→ **EXERCISE REQUIREMENTS**:
Before you reproduce the entries that follow, strip out any image they contain and keep the rest exact.

(Source data)
● ● ● ● ●

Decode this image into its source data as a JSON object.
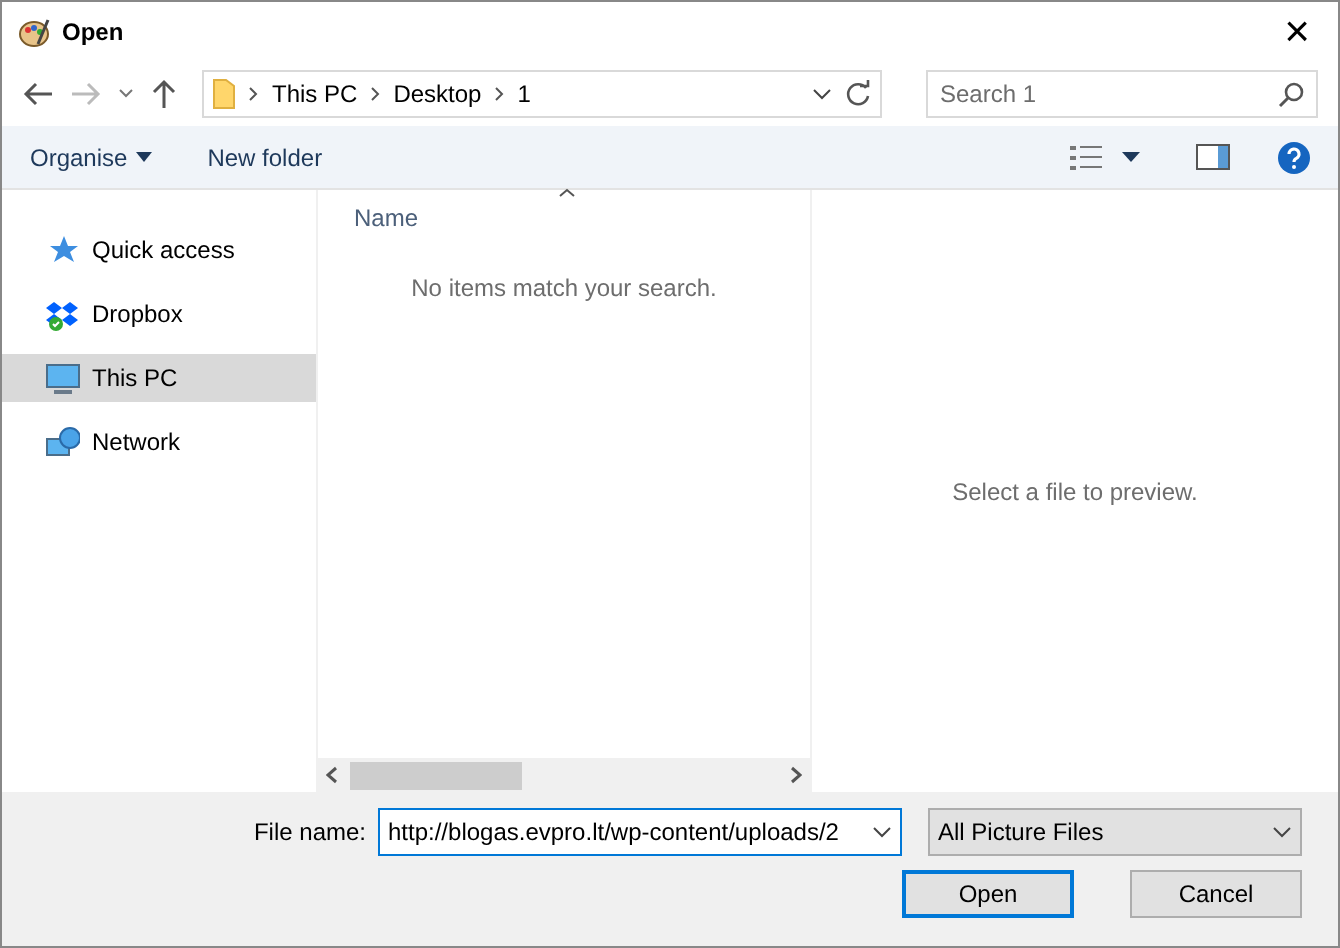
{
  "window": {
    "title": "Open",
    "close": "×"
  },
  "address": {
    "crumbs": [
      "This PC",
      "Desktop",
      "1"
    ]
  },
  "search": {
    "placeholder": "Search 1"
  },
  "toolbar": {
    "organise": "Organise",
    "new_folder": "New folder"
  },
  "sidebar": {
    "items": [
      {
        "label": "Quick access",
        "kind": "star",
        "selected": false
      },
      {
        "label": "Dropbox",
        "kind": "dropbox",
        "selected": false
      },
      {
        "label": "This PC",
        "kind": "pc",
        "selected": true
      },
      {
        "label": "Network",
        "kind": "network",
        "selected": false
      }
    ]
  },
  "file_list": {
    "column": "Name",
    "empty_message": "No items match your search."
  },
  "preview": {
    "message": "Select a file to preview."
  },
  "bottom": {
    "file_name_label": "File name:",
    "file_name_value": "http://blogas.evpro.lt/wp-content/uploads/2",
    "file_type": "All Picture Files",
    "buttons": [
      {
        "label": "Open",
        "kind": "primary"
      },
      {
        "label": "Cancel",
        "kind": "secondary"
      }
    ]
  }
}
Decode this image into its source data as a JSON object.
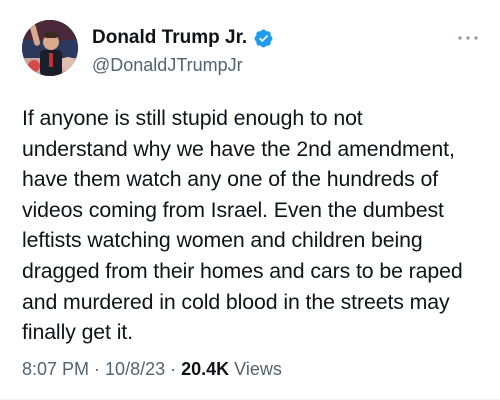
{
  "author": {
    "display_name": "Donald Trump Jr.",
    "handle": "@DonaldJTrumpJr",
    "verified": true,
    "verified_color": "#1d9bf0"
  },
  "tweet": {
    "text": "If anyone is still stupid enough to not\nunderstand why we have the 2nd amendment,\nhave them watch any one of the hundreds of\nvideos coming from Israel. Even the dumbest\nleftists watching women and children being\ndragged from their homes and cars to be raped\nand murdered in cold blood in the streets may\nfinally get it.",
    "time": "8:07 PM",
    "date": "10/8/23",
    "separator": "·",
    "views_count": "20.4K",
    "views_label": "Views"
  },
  "colors": {
    "text_primary": "#0f1419",
    "text_secondary": "#536471",
    "accent": "#1d9bf0"
  },
  "icons": {
    "more": "more-icon",
    "verified": "verified-badge-icon"
  }
}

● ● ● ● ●

→ **RESPONSE**:
Decode this image into its source data as a JSON object.
{
  "window": {
    "title": "Open",
    "close": "×"
  },
  "address": {
    "crumbs": [
      "This PC",
      "Desktop",
      "1"
    ]
  },
  "search": {
    "placeholder": "Search 1"
  },
  "toolbar": {
    "organise": "Organise",
    "new_folder": "New folder"
  },
  "sidebar": {
    "items": [
      {
        "label": "Quick access",
        "kind": "star",
        "selected": false
      },
      {
        "label": "Dropbox",
        "kind": "dropbox",
        "selected": false
      },
      {
        "label": "This PC",
        "kind": "pc",
        "selected": true
      },
      {
        "label": "Network",
        "kind": "network",
        "selected": false
      }
    ]
  },
  "file_list": {
    "column": "Name",
    "empty_message": "No items match your search."
  },
  "preview": {
    "message": "Select a file to preview."
  },
  "bottom": {
    "file_name_label": "File name:",
    "file_name_value": "http://blogas.evpro.lt/wp-content/uploads/2",
    "file_type": "All Picture Files",
    "buttons": [
      {
        "label": "Open",
        "kind": "primary"
      },
      {
        "label": "Cancel",
        "kind": "secondary"
      }
    ]
  }
}
Decode this image into its source data as a JSON object.
{
  "author": {
    "display_name": "Donald Trump Jr.",
    "handle": "@DonaldJTrumpJr",
    "verified": true,
    "verified_color": "#1d9bf0"
  },
  "tweet": {
    "text": "If anyone is still stupid enough to not\nunderstand why we have the 2nd amendment,\nhave them watch any one of the hundreds of\nvideos coming from Israel. Even the dumbest\nleftists watching women and children being\ndragged from their homes and cars to be raped\nand murdered in cold blood in the streets may\nfinally get it.",
    "time": "8:07 PM",
    "date": "10/8/23",
    "separator": "·",
    "views_count": "20.4K",
    "views_label": "Views"
  },
  "colors": {
    "text_primary": "#0f1419",
    "text_secondary": "#536471",
    "accent": "#1d9bf0"
  },
  "icons": {
    "more": "more-icon",
    "verified": "verified-badge-icon"
  }
}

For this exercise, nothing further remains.